One of the properties he described in the area is a vacant 10-story building.
“I just don’t know how we got left out,” he said. The explanation the councilman has heard from the mayor’s office was that the neighborhood was excluded due to an error.
Carpenter, in an email this week, blamed a “clerical error” for the commercial tract getting left out.
He said the city asked for the Ensley Commercial Business District to be included as an Opportunity Zone in the original proposal it sent to the governor, and made the same request in a follow-up letter to Ivey’s office after the state had sent in its submission to the feds.
Mike Presley, a spokesman for the Alabama Department of Economic and Community Affairs, the lead agency in the state for Opportunity Zones, said after looking into what happened with Ensley over the course of a day last week, he was “not aware” of any error.
He said that the state did have a chance to request changes to the zones earlier this year but said it elected not to do so, because it would have delayed federal approval of Alabama’s nominations “and would have opened the floodgates for suggested revisions.”
‘So Many Deals Lined Up’
Ensley aside, Hilliard said there’s still interest among developers in how they can capitalize on the program in his district.
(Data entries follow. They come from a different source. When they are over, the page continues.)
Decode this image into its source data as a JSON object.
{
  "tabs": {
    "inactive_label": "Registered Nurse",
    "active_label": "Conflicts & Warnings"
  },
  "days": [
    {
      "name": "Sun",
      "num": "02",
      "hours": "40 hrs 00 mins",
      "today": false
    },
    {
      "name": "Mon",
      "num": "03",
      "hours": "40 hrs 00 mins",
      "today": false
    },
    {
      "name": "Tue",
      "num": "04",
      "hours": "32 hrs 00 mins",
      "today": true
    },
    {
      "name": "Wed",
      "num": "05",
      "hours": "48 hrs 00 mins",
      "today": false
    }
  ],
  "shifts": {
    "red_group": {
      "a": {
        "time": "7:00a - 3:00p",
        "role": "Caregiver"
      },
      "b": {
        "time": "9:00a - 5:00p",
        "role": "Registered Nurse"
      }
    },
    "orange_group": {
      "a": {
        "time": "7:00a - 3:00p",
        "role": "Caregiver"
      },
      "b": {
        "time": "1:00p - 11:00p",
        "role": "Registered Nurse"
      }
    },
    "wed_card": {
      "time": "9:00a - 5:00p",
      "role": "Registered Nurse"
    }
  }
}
He called one of them, Omar Harvill, a managing member and owner of Positive Development, LLC, and put him on speaker phone.
“I see opportunities, I mean, I’ve got them all day long. From downtown to all over District 9, all over the city, all over the Opportunity Zones,” Harvill said. He said that he’s looking at 190-unit residential project now in a zone. It’s empty right now, he said.
Harvill said there about 40 projects in zones that he’s eyeing. With the 190-unit project, he thinks he can probably pay $15,000 per-unit, put in $15,000 per-unit to upgrade plumbing, electricity and other features and try to sell apartments in the ballpark of $40,000 to $50,000.
After Hilliard hung up the phone with Harvill he said that if what the developer was discussing “actually happened on a larger scale, it would revolutionize our district.”
“I want it to work,” he said.
Bill Lucia is a Senior Reporter for Government Executive's Route Fifty and is based in Washington, D.C.